- _What the exercise asks_: If a line in the data below includes the string "Daily", please return a copy of it.

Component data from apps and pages
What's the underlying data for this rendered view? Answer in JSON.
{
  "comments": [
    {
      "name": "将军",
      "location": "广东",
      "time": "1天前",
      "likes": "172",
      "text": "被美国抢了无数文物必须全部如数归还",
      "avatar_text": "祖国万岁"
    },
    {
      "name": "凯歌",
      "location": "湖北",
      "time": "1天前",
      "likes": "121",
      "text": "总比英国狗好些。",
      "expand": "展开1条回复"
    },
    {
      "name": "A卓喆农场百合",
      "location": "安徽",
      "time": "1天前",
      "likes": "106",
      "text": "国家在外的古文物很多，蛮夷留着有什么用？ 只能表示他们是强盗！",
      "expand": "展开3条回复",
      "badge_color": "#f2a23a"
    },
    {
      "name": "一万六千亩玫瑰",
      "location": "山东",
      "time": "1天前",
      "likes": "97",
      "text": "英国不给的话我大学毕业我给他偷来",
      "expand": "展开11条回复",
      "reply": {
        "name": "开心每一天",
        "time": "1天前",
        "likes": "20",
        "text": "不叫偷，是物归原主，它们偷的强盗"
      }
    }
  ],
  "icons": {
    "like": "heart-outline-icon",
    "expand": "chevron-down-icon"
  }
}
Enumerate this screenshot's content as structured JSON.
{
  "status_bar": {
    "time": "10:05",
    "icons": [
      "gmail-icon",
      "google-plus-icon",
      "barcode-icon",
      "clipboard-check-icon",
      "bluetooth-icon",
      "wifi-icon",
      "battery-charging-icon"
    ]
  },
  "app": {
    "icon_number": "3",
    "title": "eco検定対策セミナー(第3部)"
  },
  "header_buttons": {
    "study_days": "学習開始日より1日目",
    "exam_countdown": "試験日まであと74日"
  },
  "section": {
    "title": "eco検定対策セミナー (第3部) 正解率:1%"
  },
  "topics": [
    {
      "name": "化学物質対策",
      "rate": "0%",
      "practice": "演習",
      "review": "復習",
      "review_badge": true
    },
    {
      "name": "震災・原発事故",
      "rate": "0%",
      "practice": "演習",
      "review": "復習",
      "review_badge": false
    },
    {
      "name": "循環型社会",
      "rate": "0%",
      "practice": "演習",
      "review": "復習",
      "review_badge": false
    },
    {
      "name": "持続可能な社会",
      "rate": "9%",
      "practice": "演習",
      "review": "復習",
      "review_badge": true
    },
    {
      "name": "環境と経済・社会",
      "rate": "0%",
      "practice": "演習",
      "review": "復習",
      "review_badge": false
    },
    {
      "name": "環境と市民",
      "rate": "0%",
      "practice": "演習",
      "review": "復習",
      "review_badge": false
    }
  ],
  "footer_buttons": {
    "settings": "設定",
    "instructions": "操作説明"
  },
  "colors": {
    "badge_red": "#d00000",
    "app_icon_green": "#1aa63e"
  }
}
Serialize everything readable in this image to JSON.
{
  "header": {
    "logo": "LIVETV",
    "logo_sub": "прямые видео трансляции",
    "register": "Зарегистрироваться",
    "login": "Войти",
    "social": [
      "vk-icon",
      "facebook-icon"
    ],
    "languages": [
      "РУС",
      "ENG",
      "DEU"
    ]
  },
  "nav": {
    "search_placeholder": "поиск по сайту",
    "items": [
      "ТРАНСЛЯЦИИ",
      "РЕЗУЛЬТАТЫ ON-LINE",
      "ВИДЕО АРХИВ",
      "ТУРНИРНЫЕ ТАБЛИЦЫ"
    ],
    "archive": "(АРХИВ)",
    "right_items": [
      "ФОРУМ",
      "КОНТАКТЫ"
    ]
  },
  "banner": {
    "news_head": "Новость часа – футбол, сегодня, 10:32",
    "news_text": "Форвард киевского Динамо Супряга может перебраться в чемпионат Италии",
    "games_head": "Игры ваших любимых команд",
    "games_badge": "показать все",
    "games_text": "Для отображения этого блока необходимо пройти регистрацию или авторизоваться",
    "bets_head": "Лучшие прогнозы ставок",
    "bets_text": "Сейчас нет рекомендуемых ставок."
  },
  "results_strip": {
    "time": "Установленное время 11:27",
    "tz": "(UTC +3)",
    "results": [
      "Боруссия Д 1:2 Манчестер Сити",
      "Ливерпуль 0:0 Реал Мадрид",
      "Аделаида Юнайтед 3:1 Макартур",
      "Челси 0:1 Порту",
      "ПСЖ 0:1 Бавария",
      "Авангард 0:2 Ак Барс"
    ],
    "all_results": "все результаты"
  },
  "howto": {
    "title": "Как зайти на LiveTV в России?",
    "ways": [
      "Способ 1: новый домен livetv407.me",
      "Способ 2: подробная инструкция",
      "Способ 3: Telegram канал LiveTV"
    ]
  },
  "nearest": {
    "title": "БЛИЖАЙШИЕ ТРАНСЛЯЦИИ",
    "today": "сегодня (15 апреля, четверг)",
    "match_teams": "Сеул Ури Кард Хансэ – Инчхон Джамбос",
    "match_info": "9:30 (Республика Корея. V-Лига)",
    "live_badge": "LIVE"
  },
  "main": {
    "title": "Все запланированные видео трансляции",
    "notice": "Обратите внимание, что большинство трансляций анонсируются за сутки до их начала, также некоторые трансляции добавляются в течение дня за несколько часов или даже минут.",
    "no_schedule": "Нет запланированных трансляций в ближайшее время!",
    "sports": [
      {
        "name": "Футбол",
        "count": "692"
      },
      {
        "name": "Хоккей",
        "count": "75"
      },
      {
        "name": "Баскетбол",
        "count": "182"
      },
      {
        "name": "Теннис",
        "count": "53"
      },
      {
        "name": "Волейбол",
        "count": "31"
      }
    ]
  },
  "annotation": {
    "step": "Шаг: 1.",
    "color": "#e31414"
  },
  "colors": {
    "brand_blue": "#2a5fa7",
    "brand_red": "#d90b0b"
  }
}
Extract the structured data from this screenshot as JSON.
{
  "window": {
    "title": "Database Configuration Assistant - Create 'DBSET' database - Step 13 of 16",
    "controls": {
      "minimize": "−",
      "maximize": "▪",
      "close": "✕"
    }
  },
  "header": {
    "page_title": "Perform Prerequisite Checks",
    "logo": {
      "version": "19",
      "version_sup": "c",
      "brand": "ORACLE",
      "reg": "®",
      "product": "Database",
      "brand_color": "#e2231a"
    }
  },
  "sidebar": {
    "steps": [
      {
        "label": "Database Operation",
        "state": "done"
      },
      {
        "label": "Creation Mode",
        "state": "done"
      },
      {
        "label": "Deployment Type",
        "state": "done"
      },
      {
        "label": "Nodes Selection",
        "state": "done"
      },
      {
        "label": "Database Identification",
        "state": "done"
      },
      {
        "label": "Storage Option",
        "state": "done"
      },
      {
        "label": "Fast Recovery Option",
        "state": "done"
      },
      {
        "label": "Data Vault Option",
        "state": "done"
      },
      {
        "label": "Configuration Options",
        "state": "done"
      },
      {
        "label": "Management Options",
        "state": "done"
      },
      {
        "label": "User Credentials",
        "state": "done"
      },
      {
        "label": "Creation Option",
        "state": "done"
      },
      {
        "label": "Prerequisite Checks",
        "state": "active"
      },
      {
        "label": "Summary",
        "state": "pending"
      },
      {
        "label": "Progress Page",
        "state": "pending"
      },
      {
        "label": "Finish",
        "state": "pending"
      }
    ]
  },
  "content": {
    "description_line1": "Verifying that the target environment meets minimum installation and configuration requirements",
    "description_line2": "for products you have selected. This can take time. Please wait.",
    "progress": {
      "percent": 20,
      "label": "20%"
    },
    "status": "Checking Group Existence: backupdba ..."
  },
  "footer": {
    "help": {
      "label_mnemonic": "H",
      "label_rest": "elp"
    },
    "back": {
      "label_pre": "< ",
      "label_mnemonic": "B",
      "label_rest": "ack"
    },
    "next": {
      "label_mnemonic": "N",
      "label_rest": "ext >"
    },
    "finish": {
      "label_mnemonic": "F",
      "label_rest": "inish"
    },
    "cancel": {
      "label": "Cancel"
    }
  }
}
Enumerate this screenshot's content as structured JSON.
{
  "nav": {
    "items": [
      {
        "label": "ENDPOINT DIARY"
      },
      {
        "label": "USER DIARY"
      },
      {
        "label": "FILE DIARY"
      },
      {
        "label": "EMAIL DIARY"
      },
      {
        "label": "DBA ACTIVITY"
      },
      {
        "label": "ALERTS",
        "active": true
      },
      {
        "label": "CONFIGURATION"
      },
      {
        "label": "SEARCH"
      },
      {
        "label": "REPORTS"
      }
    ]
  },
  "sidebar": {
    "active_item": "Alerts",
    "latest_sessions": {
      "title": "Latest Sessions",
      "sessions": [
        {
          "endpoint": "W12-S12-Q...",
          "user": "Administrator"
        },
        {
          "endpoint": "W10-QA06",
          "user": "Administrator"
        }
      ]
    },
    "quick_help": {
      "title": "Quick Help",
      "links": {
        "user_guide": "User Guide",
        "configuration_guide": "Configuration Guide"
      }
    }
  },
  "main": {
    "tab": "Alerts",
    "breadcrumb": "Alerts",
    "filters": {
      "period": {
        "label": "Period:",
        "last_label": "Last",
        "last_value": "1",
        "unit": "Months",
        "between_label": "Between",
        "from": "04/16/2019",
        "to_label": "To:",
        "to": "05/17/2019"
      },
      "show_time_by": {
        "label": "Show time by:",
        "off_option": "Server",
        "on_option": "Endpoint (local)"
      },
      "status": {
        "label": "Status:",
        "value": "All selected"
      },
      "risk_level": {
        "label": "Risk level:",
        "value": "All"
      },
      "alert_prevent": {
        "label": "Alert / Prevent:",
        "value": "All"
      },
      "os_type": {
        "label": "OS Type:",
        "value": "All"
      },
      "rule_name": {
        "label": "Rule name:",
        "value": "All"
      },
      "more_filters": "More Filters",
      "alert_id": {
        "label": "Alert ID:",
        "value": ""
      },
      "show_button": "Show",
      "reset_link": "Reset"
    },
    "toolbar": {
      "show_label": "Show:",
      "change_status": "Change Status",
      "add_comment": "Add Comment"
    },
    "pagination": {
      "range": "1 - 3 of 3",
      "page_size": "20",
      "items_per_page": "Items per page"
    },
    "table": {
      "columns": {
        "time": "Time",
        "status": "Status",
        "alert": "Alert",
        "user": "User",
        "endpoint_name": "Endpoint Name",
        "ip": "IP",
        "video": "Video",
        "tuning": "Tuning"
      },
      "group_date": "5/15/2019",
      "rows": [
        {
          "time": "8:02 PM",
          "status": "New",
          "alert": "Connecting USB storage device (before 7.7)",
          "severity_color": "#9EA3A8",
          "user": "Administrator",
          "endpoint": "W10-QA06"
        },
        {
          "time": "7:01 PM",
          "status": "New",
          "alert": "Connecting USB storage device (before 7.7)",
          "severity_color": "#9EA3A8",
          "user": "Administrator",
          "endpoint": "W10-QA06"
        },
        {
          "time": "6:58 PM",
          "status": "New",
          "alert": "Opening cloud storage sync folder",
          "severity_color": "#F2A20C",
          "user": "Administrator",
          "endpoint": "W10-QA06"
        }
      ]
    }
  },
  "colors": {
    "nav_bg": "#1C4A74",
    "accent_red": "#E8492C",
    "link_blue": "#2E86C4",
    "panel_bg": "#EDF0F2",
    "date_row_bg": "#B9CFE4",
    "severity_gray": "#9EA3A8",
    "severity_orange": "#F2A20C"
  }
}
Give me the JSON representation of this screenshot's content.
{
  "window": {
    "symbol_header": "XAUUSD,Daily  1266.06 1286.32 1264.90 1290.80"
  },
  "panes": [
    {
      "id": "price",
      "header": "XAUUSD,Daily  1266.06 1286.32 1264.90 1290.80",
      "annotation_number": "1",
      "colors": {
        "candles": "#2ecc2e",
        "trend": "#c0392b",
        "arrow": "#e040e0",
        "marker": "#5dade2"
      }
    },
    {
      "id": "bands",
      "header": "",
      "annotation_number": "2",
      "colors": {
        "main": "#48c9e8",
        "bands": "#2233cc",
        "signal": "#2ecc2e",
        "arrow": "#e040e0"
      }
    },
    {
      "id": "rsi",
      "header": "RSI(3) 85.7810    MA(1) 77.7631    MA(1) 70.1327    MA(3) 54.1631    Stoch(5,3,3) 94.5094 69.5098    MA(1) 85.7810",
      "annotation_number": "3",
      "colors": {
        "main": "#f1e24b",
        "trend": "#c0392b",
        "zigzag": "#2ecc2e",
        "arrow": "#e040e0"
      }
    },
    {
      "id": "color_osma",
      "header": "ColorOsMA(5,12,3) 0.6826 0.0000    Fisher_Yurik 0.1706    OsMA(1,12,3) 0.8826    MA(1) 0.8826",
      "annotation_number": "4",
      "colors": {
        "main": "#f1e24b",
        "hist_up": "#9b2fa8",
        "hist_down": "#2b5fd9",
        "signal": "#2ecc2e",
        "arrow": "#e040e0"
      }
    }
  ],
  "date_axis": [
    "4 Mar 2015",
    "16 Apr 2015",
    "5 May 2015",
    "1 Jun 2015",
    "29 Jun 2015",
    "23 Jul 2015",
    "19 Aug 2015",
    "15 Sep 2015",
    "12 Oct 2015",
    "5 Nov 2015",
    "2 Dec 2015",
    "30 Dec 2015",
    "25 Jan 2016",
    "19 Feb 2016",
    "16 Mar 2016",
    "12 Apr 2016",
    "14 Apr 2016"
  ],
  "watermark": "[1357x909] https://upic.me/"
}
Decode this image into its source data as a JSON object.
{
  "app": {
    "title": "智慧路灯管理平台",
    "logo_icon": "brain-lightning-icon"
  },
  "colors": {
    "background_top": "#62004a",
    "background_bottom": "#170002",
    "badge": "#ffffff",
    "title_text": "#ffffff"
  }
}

- _Solution_:
    "symbol_header": "XAUUSD,Daily  1266.06 1286.32 1264.90 1290.80"
      "header": "XAUUSD,Daily  1266.06 1286.32 1264.90 1290.80",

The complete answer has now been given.